_Assigned task_:
In full and without error, repeat the entries below.

_Input_:
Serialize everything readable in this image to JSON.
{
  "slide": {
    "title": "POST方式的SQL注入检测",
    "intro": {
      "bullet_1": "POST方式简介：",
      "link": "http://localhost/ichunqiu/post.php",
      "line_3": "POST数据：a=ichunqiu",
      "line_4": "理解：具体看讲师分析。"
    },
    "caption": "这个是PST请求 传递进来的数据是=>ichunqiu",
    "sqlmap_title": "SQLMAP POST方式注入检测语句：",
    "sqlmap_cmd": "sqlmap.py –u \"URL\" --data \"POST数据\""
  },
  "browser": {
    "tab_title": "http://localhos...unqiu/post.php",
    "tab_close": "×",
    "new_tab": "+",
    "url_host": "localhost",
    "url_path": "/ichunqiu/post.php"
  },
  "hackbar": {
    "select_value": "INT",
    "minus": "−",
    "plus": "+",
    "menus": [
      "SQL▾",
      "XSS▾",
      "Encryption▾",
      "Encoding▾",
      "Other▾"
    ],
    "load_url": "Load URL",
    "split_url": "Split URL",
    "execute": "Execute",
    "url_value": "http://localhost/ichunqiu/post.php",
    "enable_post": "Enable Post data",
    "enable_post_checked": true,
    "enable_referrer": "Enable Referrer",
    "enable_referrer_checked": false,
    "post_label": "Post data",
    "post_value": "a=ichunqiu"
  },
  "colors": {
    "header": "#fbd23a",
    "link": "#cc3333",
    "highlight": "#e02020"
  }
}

_Output of the exercise_:
Serialize everything readable in this image to JSON.
{
  "slide": {
    "title": "POST方式的SQL注入检测",
    "intro": {
      "bullet_1": "POST方式简介：",
      "link": "http://localhost/ichunqiu/post.php",
      "line_3": "POST数据：a=ichunqiu",
      "line_4": "理解：具体看讲师分析。"
    },
    "caption": "这个是PST请求 传递进来的数据是=>ichunqiu",
    "sqlmap_title": "SQLMAP POST方式注入检测语句：",
    "sqlmap_cmd": "sqlmap.py –u \"URL\" --data \"POST数据\""
  },
  "browser": {
    "tab_title": "http://localhos...unqiu/post.php",
    "tab_close": "×",
    "new_tab": "+",
    "url_host": "localhost",
    "url_path": "/ichunqiu/post.php"
  },
  "hackbar": {
    "select_value": "INT",
    "minus": "−",
    "plus": "+",
    "menus": [
      "SQL▾",
      "XSS▾",
      "Encryption▾",
      "Encoding▾",
      "Other▾"
    ],
    "load_url": "Load URL",
    "split_url": "Split URL",
    "execute": "Execute",
    "url_value": "http://localhost/ichunqiu/post.php",
    "enable_post": "Enable Post data",
    "enable_post_checked": true,
    "enable_referrer": "Enable Referrer",
    "enable_referrer_checked": false,
    "post_label": "Post data",
    "post_value": "a=ichunqiu"
  },
  "colors": {
    "header": "#fbd23a",
    "link": "#cc3333",
    "highlight": "#e02020"
  }
}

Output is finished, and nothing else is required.